Making lard is easy and there is NOTHING that makes a better pie crust than lard. Plus shock of shocks ... lard is a heart healthy fat just like avocado or olive oil. All lard is, is slow melted pig fat. Here's how to make it.
Hey, you know that thing you thought about lard being bad for you? Well it isn't. So you can just file that thought away with your previous thoughts on eggs, wine, chocolate, coffee, and red meat being bad for you. I give it a year before we find out stabbing yourself in the eye isn't bad for you either.
It seems scientists had jumped to the wrong conclusion about lard many years ago. The theory was animal fats were bad for you and plant fats were good for you. Think Olive Oil and Avocado Oil, the darlings of the fat world. They're good for you, have high smoking points and are heart healthy.
Well guess what. Turns out lard is that type of fat too. Ergo, lard is good for you. Scientists have recently taken a big backtrack on their analysis of it being bad for you because it's high in the heart healthy monounsaturated fat.
Lard is now seen as a fat that's good for you. But there's a catch. It should be homemade lard.
Grocery store lard has preservatives BHA and BHT added to it so it has a longer shelf life. Those 2 preservatives are thought to be bad for you. But hey ... that's this week, right?
Luckily homemade lard is stupid easy to make.
HOW TO MAKE LARD
Leaf lard (your butcher will know what this is)
Step 1: Dice the fat into small pieces or (even better) put it through a grinder.
Step 2: Place the fat into a slow cooker along with ¼ cup of water.
Step 3: Slow cook on low/medium until all the fat has melted. If it sticks add a bit more water. This will take several hours.
Step 4: Strain the fat into a jar. I don't like cheesecloth for this because it soaks up too much of the precious lard. I prefer a very fine mesh strainer.
Step 5: Store the lard in your fridge.
IDEA: Lard makes the world's best pie crust and pumpkin makes the world's best pie. And if you're going to make pumpkin pie, make it with real pumpkin.
1. Why leaf lard? Because it's the cleanest and softest fat on the pig which has no "piggy" smell or taste once rendered. It's gathered from around the kidneys of the pig. Fat from pasture raised pork is the best because you are what you eat. And so is the pig.

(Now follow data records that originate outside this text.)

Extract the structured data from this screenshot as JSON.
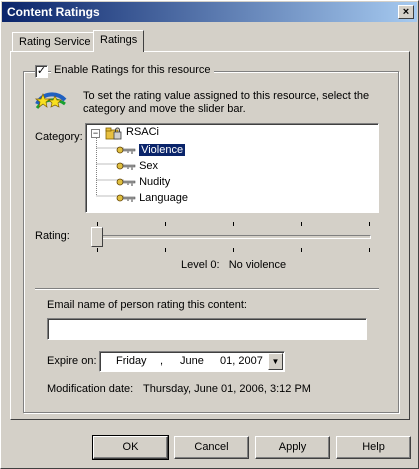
{
  "window": {
    "title": "Content Ratings",
    "close_glyph": "×"
  },
  "tabs": [
    {
      "label": "Rating Service",
      "active": false
    },
    {
      "label": "Ratings",
      "active": true
    }
  ],
  "ratings": {
    "enable_checkbox": {
      "label": "Enable Ratings for this resource",
      "checked": true,
      "glyph": "✓"
    },
    "instructions_line1": "To set the rating value assigned to this resource, select the",
    "instructions_line2": "category and move the slider bar.",
    "category_label": "Category:",
    "tree": {
      "root": "RSACi",
      "expander": "−",
      "items": [
        {
          "label": "Violence",
          "selected": true
        },
        {
          "label": "Sex",
          "selected": false
        },
        {
          "label": "Nudity",
          "selected": false
        },
        {
          "label": "Language",
          "selected": false
        }
      ]
    },
    "rating_label": "Rating:",
    "slider": {
      "value": 0,
      "max": 4
    },
    "level_text": "Level 0:   No violence"
  },
  "email": {
    "label": "Email name of person rating this content:",
    "value": ""
  },
  "expire": {
    "label": "Expire on:",
    "day": "Friday",
    "sep1": ",",
    "month": "June",
    "date": "01, 2007",
    "dropdown_glyph": "▼"
  },
  "modification": {
    "label": "Modification date:",
    "value": "Thursday, June 01, 2006, 3:12 PM"
  },
  "buttons": {
    "ok": "OK",
    "cancel": "Cancel",
    "apply": "Apply",
    "help": "Help"
  },
  "colors": {
    "selection": "#0a246a",
    "face": "#d4d0c8",
    "title_start": "#0a246a",
    "title_end": "#a6caf0"
  }
}
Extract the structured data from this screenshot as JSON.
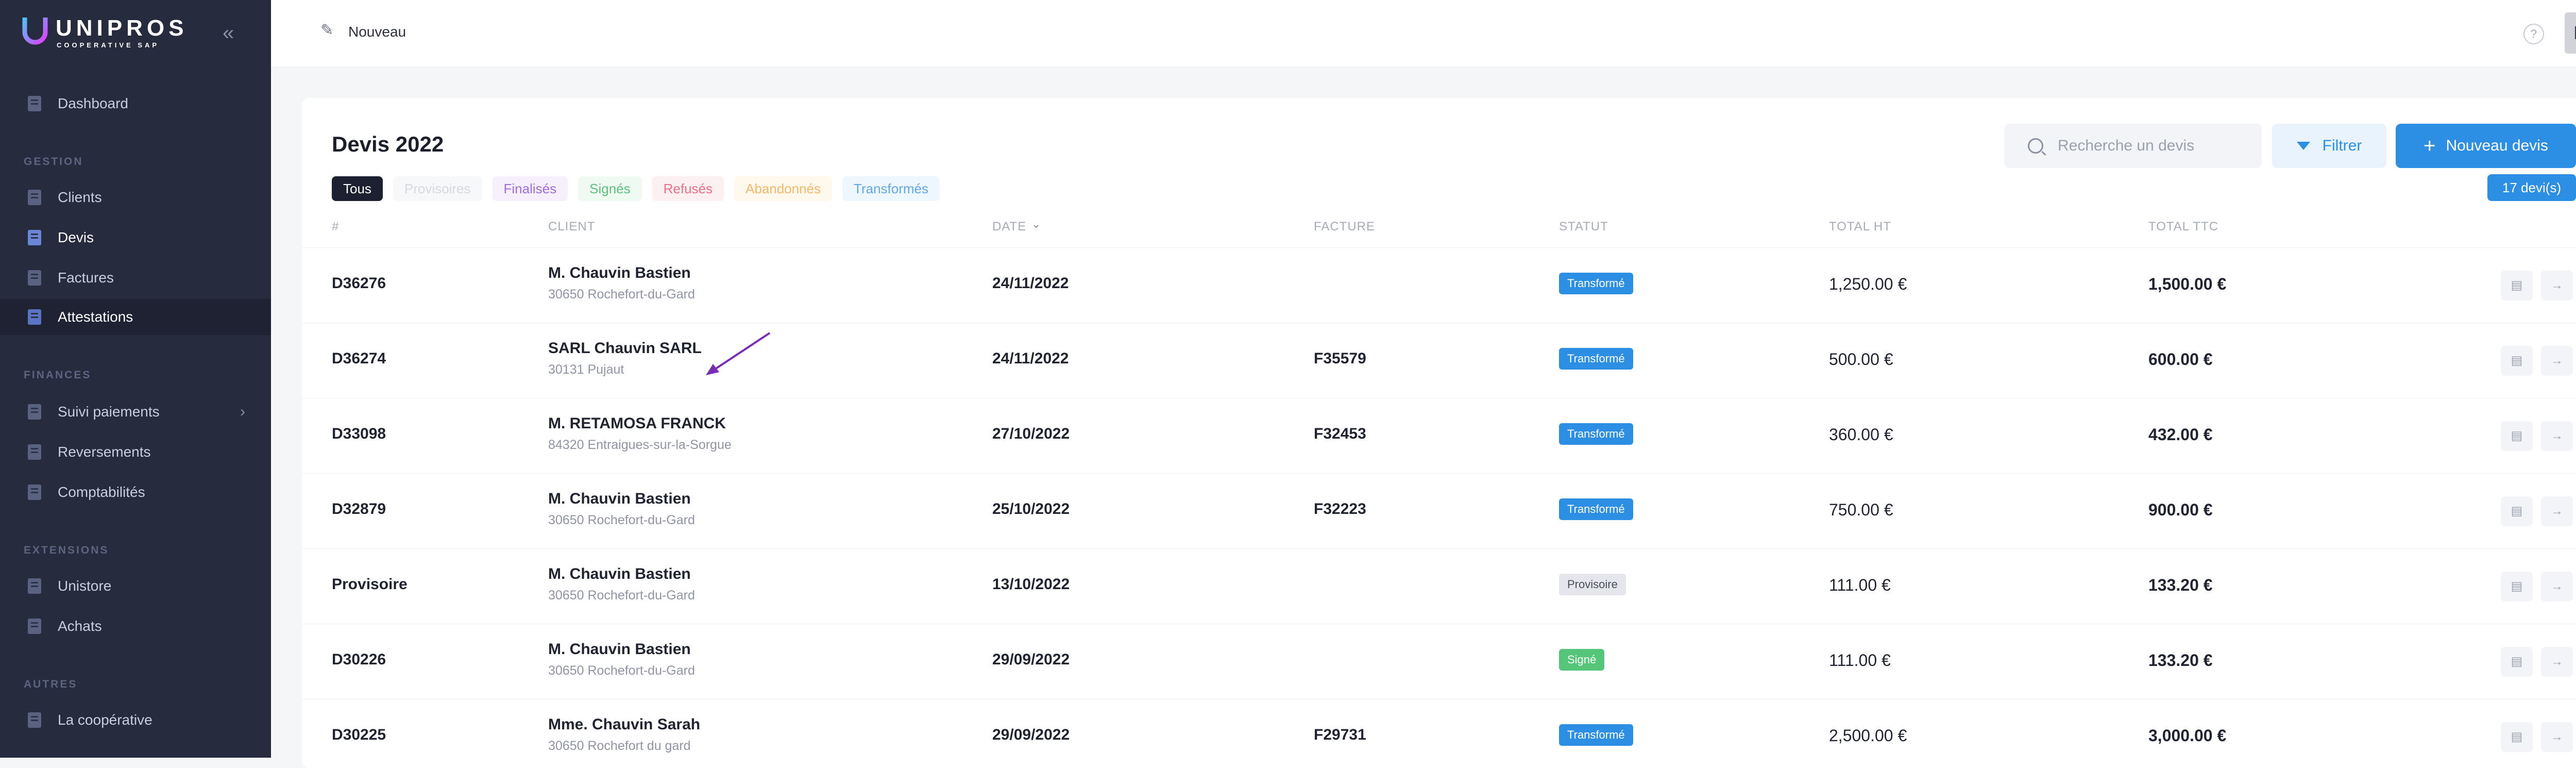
{
  "brand": {
    "name": "UNIPROS",
    "tagline": "COOPERATIVE SAP"
  },
  "sidebar": {
    "sections": [
      {
        "title": "",
        "items": [
          {
            "label": "Dashboard",
            "icon": "dashboard-icon"
          }
        ]
      },
      {
        "title": "GESTION",
        "items": [
          {
            "label": "Clients",
            "icon": "clients-icon"
          },
          {
            "label": "Devis",
            "icon": "document-icon",
            "active": true
          },
          {
            "label": "Factures",
            "icon": "invoice-icon"
          },
          {
            "label": "Attestations",
            "icon": "attestation-icon",
            "highlight": true
          }
        ]
      },
      {
        "title": "FINANCES",
        "items": [
          {
            "label": "Suivi paiements",
            "icon": "payments-icon",
            "chevron": true
          },
          {
            "label": "Reversements",
            "icon": "transfer-icon"
          },
          {
            "label": "Comptabilités",
            "icon": "accounting-icon"
          }
        ]
      },
      {
        "title": "EXTENSIONS",
        "items": [
          {
            "label": "Unistore",
            "icon": "store-icon"
          },
          {
            "label": "Achats",
            "icon": "cart-icon"
          }
        ]
      },
      {
        "title": "AUTRES",
        "items": [
          {
            "label": "La coopérative",
            "icon": "cooperative-icon"
          }
        ]
      }
    ]
  },
  "topbar": {
    "breadcrumb": "Nouveau",
    "avatar_initials": "LC",
    "help": "?"
  },
  "card": {
    "title": "Devis 2022",
    "search_placeholder": "Recherche un devis",
    "filter_label": "Filtrer",
    "new_label": "Nouveau devis",
    "count_label": "17 devi(s)",
    "tabs": [
      "Tous",
      "Provisoires",
      "Finalisés",
      "Signés",
      "Refusés",
      "Abandonnés",
      "Transformés"
    ],
    "columns": [
      "#",
      "CLIENT",
      "DATE",
      "FACTURE",
      "STATUT",
      "TOTAL HT",
      "TOTAL TTC"
    ],
    "rows": [
      {
        "num": "D36276",
        "client": "M. Chauvin Bastien",
        "city": "30650 Rochefort-du-Gard",
        "date": "24/11/2022",
        "facture": "",
        "status": "Transformé",
        "status_color": "blue",
        "ht": "1,250.00 €",
        "ttc": "1,500.00 €"
      },
      {
        "num": "D36274",
        "client": "SARL Chauvin SARL",
        "city": "30131 Pujaut",
        "date": "24/11/2022",
        "facture": "F35579",
        "status": "Transformé",
        "status_color": "blue",
        "ht": "500.00 €",
        "ttc": "600.00 €"
      },
      {
        "num": "D33098",
        "client": "M. RETAMOSA FRANCK",
        "city": "84320 Entraigues-sur-la-Sorgue",
        "date": "27/10/2022",
        "facture": "F32453",
        "status": "Transformé",
        "status_color": "blue",
        "ht": "360.00 €",
        "ttc": "432.00 €"
      },
      {
        "num": "D32879",
        "client": "M. Chauvin Bastien",
        "city": "30650 Rochefort-du-Gard",
        "date": "25/10/2022",
        "facture": "F32223",
        "status": "Transformé",
        "status_color": "blue",
        "ht": "750.00 €",
        "ttc": "900.00 €"
      },
      {
        "num": "Provisoire",
        "client": "M. Chauvin Bastien",
        "city": "30650 Rochefort-du-Gard",
        "date": "13/10/2022",
        "facture": "",
        "status": "Provisoire",
        "status_color": "gray",
        "ht": "111.00 €",
        "ttc": "133.20 €"
      },
      {
        "num": "D30226",
        "client": "M. Chauvin Bastien",
        "city": "30650 Rochefort-du-Gard",
        "date": "29/09/2022",
        "facture": "",
        "status": "Signé",
        "status_color": "green",
        "ht": "111.00 €",
        "ttc": "133.20 €"
      },
      {
        "num": "D30225",
        "client": "Mme. Chauvin Sarah",
        "city": "30650 Rochefort du gard",
        "date": "29/09/2022",
        "facture": "F29731",
        "status": "Transformé",
        "status_color": "blue",
        "ht": "2,500.00 €",
        "ttc": "3,000.00 €"
      }
    ]
  }
}
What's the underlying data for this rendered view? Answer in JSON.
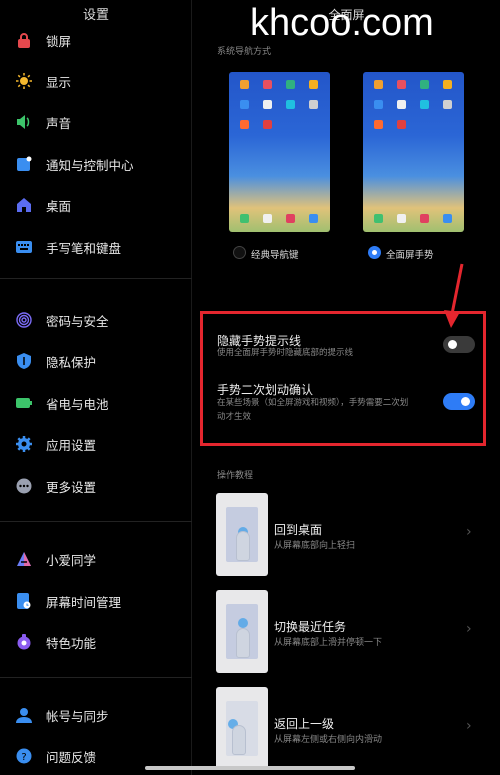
{
  "watermark": "khcoo.com",
  "sidebar": {
    "title": "设置",
    "items": [
      {
        "label": "锁屏",
        "icon": "lock-icon",
        "color": "#e5484d"
      },
      {
        "label": "显示",
        "icon": "sun-icon",
        "color": "#f5b82e"
      },
      {
        "label": "声音",
        "icon": "speaker-icon",
        "color": "#3cc46a"
      },
      {
        "label": "通知与控制中心",
        "icon": "notification-icon",
        "color": "#3a8ef0"
      },
      {
        "label": "桌面",
        "icon": "home-icon",
        "color": "#5b6cf0"
      },
      {
        "label": "手写笔和键盘",
        "icon": "keyboard-icon",
        "color": "#3a8ef0"
      },
      {
        "label": "密码与安全",
        "icon": "fingerprint-icon",
        "color": "#7b6cf6"
      },
      {
        "label": "隐私保护",
        "icon": "shield-icon",
        "color": "#3a8ef0"
      },
      {
        "label": "省电与电池",
        "icon": "battery-icon",
        "color": "#3cc46a"
      },
      {
        "label": "应用设置",
        "icon": "gear-icon",
        "color": "#3a8ef0"
      },
      {
        "label": "更多设置",
        "icon": "more-icon",
        "color": "#9aa0b0"
      },
      {
        "label": "小爱同学",
        "icon": "xiaoai-icon",
        "color": "#6a7cf5"
      },
      {
        "label": "屏幕时间管理",
        "icon": "screen-time-icon",
        "color": "#3a8ef0"
      },
      {
        "label": "特色功能",
        "icon": "feature-icon",
        "color": "#8a5cf0"
      },
      {
        "label": "帐号与同步",
        "icon": "account-icon",
        "color": "#3a8ef0"
      },
      {
        "label": "问题反馈",
        "icon": "help-icon",
        "color": "#3a8ef0"
      }
    ]
  },
  "panel": {
    "title": "全面屏",
    "nav_section_label": "系统导航方式",
    "options": [
      {
        "label": "经典导航键",
        "selected": false
      },
      {
        "label": "全面屏手势",
        "selected": true
      }
    ],
    "settings": [
      {
        "title": "隐藏手势提示线",
        "desc": "使用全面屏手势时隐藏底部的提示线",
        "enabled": false
      },
      {
        "title": "手势二次划动确认",
        "desc_line1": "在某些场景（如全屏游戏和视频），手势需要二次划",
        "desc_line2": "动才生效",
        "enabled": true
      }
    ],
    "tutorial_label": "操作教程",
    "tutorials": [
      {
        "title": "回到桌面",
        "desc": "从屏幕底部向上轻扫"
      },
      {
        "title": "切换最近任务",
        "desc": "从屏幕底部上滑并停顿一下"
      },
      {
        "title": "返回上一级",
        "desc": "从屏幕左侧或右侧向内滑动"
      }
    ]
  },
  "colors": {
    "accent": "#2e7cf6",
    "highlight": "#e4262e"
  }
}
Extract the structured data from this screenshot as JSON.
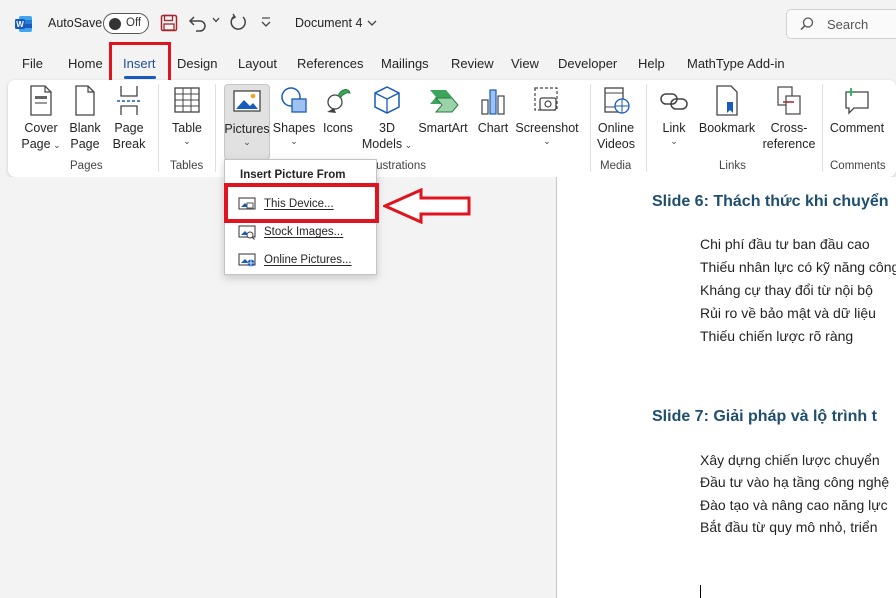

Where to find leaf lard? You can get it from a farmer's market or butcher shop.
Murray Thunberg, owner of Murry's Farm in Cambridge, Ontario which produces pasture raised heritage breed pork, firmly believes fat from his pigs (which is what I used) is especially good because his pigs are not only pasture raised but they aren't given any corn or soy products in their diet at all. I asked him what he thought of leaf fat as being the premium fat for rendering and he laughingly said he can't tell the difference between lard rendered from leaf fat or other fat. It all tastes good.
2. To dice, grind or grate? Lard takes a long time to render and it HAS to be done at a slow temperature otherwise it'll brown. The smaller your lard bits are the better it will render. No matter how you get your fat ready (dicing, grinding or grating) it'll all be easier if you're working with refrigerated fat that's easier to grate and slice because it's firmed up. Room temperature fat is soft, wiggly and harder to work with.
BEST - Grinding
2nd BEST - Grating or finely chopping in a food processor
3rd BEST - Dicing. It will still work, as I've shown in this post, but it's the most time consuming and least effective for getting the most out of your fat.
I also should invest in an actual Crock Pot (or any slow cooker) as opposed to this Instant Pot which I have very unfriendly feelings towards. You can read my unfriendly review of the Instant Pot here.
3. Why the water? Adding a bit of water just helps to stop the fat from burning/browning.
4. How to store it? There are a LOT of differing opinions on this on the Internet so take my advice with a few words of caution: I'm no expert. But I store my lard in the refrigerator.
I'm gonna say you could probably just store it on the counter being that fat is a natural preservative AND lard has more saturated fats in it than vegetable/seed oils so it stores longer without fear of going rancid. Also I think we've all become a little crazy when it comes to the fear of getting sick and dying from food.
For now, with the jar that I have, it's going to be used for a deep dish cigarette pie. Because didn't you hear? Those are good for you now too.
Just kidding. Cigarette pies have an aftertaste. Blueberry pie it is.